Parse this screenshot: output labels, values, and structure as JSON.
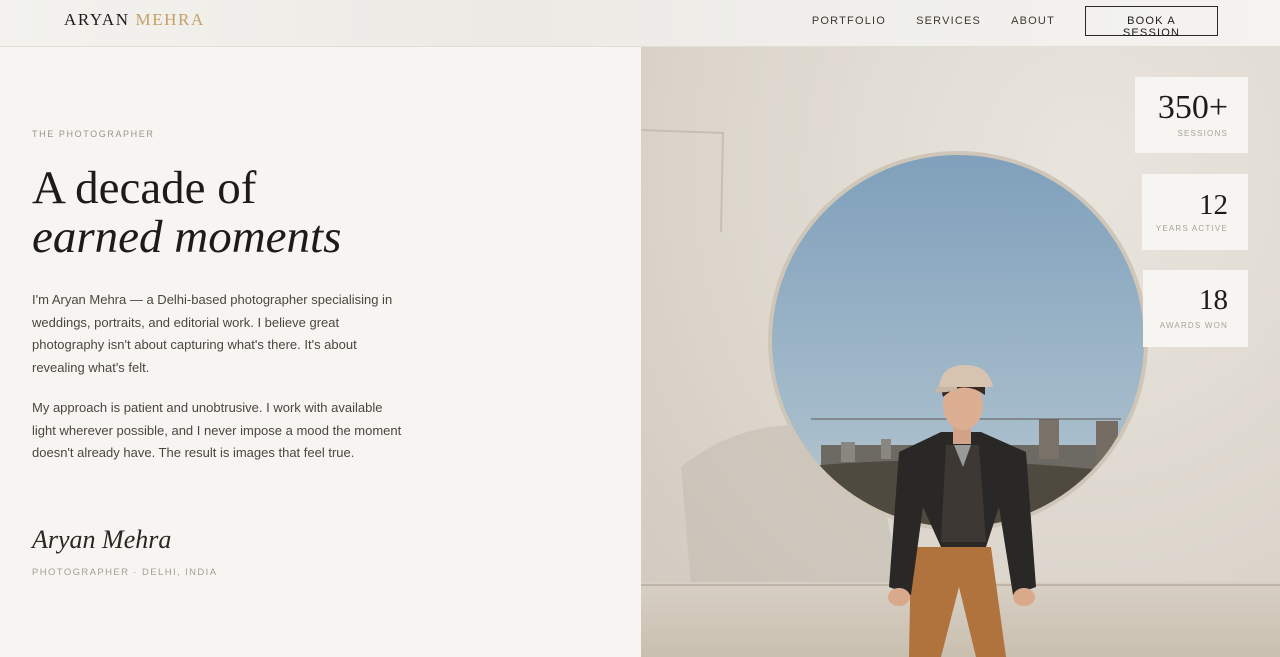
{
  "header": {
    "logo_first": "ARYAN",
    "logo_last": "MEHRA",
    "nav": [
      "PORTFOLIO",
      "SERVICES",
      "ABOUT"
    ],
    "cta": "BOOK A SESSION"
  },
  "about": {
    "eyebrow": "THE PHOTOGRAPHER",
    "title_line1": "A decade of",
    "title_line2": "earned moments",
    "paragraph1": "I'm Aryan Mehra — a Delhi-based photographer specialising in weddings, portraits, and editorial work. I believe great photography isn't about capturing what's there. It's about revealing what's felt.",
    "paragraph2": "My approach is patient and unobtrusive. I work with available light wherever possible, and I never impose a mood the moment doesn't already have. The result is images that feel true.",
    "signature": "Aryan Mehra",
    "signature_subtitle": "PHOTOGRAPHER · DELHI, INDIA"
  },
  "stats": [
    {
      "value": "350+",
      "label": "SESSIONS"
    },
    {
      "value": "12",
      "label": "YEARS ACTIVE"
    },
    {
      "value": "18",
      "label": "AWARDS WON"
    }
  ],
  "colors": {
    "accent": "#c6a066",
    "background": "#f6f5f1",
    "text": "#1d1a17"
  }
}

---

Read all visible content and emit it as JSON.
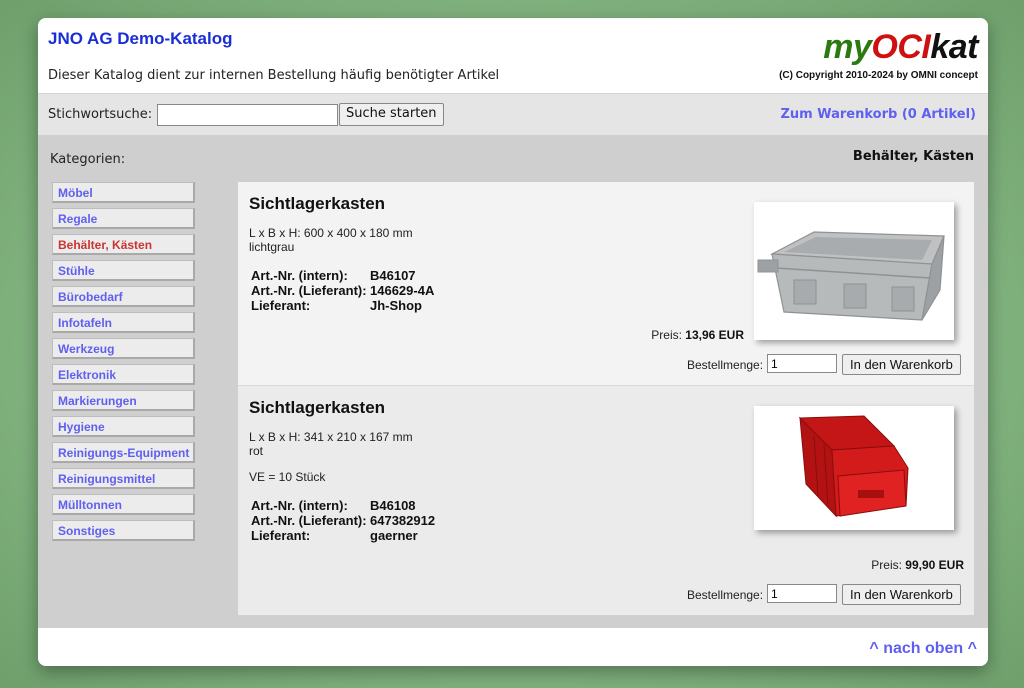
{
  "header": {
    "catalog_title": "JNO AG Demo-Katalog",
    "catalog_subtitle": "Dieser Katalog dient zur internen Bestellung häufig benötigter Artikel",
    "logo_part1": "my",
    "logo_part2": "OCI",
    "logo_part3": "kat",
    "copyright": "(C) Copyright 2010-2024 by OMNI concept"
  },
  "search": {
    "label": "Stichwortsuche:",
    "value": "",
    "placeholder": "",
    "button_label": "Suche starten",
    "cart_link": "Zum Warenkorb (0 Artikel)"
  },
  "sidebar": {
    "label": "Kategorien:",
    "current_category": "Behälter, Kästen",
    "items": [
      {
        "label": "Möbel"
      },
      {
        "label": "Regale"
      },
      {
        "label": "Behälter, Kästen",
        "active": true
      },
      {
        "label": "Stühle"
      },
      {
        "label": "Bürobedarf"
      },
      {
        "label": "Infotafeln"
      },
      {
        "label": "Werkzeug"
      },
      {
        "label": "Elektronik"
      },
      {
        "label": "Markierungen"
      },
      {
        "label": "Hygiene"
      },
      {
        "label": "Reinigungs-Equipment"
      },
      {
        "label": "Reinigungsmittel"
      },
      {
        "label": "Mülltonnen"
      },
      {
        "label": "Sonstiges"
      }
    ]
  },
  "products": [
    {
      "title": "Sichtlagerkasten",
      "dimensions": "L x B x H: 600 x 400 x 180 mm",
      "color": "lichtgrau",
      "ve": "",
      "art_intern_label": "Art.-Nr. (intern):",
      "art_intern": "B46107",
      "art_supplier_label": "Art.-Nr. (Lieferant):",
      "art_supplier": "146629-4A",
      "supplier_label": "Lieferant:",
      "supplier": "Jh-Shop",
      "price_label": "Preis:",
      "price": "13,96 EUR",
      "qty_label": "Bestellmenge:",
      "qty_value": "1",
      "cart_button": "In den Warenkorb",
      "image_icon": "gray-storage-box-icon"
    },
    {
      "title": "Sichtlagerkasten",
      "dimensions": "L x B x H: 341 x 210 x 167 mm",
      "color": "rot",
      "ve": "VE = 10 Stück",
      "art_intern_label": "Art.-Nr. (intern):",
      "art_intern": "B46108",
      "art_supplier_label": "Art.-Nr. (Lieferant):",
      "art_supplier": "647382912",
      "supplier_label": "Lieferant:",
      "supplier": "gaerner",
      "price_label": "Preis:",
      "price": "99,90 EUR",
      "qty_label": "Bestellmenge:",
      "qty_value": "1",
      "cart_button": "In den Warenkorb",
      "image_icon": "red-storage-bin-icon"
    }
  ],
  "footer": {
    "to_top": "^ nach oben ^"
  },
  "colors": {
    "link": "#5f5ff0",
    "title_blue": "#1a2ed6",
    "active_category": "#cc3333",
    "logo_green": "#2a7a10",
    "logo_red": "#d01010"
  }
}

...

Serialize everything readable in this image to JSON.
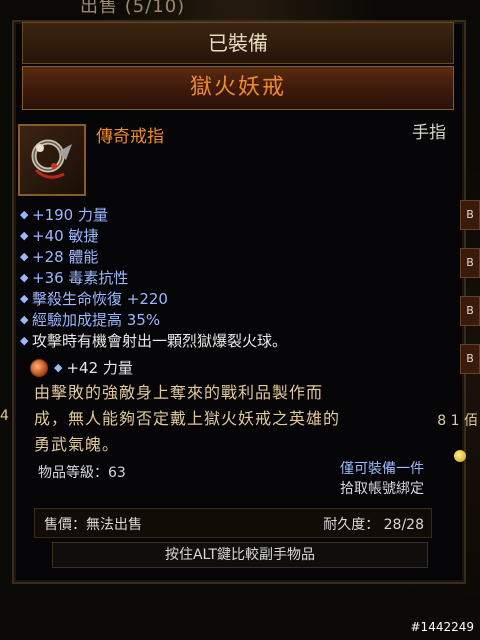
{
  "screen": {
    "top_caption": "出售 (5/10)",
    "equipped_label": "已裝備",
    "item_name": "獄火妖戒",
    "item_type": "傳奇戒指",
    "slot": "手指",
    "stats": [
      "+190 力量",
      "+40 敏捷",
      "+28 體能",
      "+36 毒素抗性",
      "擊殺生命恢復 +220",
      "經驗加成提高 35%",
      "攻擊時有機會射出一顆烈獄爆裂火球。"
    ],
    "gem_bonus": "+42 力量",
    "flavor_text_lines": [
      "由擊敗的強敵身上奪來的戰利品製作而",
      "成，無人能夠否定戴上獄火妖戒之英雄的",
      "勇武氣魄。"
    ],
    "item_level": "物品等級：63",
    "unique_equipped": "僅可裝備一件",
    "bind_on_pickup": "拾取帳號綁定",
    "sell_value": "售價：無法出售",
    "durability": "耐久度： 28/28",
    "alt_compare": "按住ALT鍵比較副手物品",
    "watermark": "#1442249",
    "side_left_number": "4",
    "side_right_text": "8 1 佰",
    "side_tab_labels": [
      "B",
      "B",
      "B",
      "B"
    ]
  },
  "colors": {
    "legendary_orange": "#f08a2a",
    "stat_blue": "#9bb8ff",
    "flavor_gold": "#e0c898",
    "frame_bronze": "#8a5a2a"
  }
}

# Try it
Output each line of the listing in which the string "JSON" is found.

# Output
Parse this screenshot: output labels, values, and structure as JSON.
Read all visible content and emit it as JSON.
Serialize everything readable in this image to JSON.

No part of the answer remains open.